Reasons why cookies don't spread enough in the oven
Sometimes you want a cookie to spread, at least a little, but they don't and end up looking more like a big lump or even like a round scone and not a proper cookie. There are many reasons for this:
Not enough egg
Egg is an emulsifier, but it's also a source of moisture and water in recipes, which turns to steam in the oven, which helps baked goods puff and spread. Not enough moisture and not enough egg means your scoops of cookie dough won't budge as they bake, which can be problematic.
Not enough butter and/or sugar
Not enough chemical leaveners
Remember that chemical leaveners, specifically baking soda and baking powder, are essential ingredients that help your baked goods rise. You'd expect that without them, a cookie might spread out instead of puffing up. And that's definitely true in some cases, but it depends on the recipe.
Too much flour or cookie dough is too dry
If you overshoot the flour and add too much to a cookie dough, the dough may end up so dry that the melting butter in the heat in the oven isn't enough to get the cookies to spread.
You might also have trouble scooping the dough if you add too much flour because there aren't enough binding ingredients to hold the dough together.
How to control and prevent cookie spread in the oven
There are small changes in your technique and your recipe that you can make today to control the spread of your next batch of cookies in the oven.
- Incorporate less air in the cookie dough: air pockets will expand when the cookie dough bakes, which will lead to spread. Incorporate less air will lead to a more stable cookie dough that spreads less. Save all that whipping for when you make a warm milk sponge cake or other fluffy baked goods.
- Use a little less sugar in the cookie dough: sugar actually promotes spread because it's hygroscopic, meaning it absorbs humidity and water. When sugar liquifies, the dough will become softer, leading to cookie dough spread when baked. Sometimes using just a little less sugar in a recipe can help with spread.
- On that note, remember to properly measure out baking ingredients, preferably using a kitchen scale!
- Consider baking with a fat that has a higher melting point, or combining butter and shortening to get the best of both worlds: good flavour and higher melting point
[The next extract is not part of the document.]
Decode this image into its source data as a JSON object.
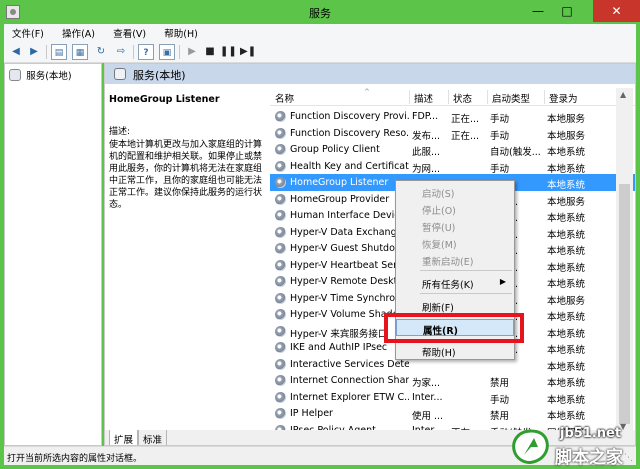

- Adjust chemical leaveners in your recipe to control how much (or how little) cookies spread when baked.
- Add more flour to a cookie recipe to reduce spreading: if your cookie dough is too soft, too buttery, or too wet, it's likely your cookies will spread when they bake. I tend to add a little more flour in my chewy chocolate chip cookies to reduce spreading because I prefer thick, chewy chocolate chip cookies. Want a thinner cookie? Add less flour.
- Chill the cookie dough well: cold cookie dough means the butter in the dough is cold, solid and hard. It takes more energy to melt the butter when it's cold, than when the cookie dough (and the butter) is at room temperature. Cold dough will take longer to spread in the oven, which means the surface of the cookie may set and dry out faster than the dough spreads, leading to a tighter, rounder cookie that is thicker. This is true for rolled cookies that are cut out with cookie cutters and pie dough as well!
- Bake cookies at a higher temperature and they will spread less
Sometimes you want a cookie to spread and sometimes you don't. Take the time to analyze your recipes so that you can predict the results and troubleshoot when your cookies don't turn out the way you want them to.
To prevent cookies from spreading you have options, like baking at a higher temperature, chilling the cookie dough thoroughly, increasing the amount of flour in the recipe, reducing the sugar slightly, playing with the amount of egg in the recipe, changing the fat used, and many more!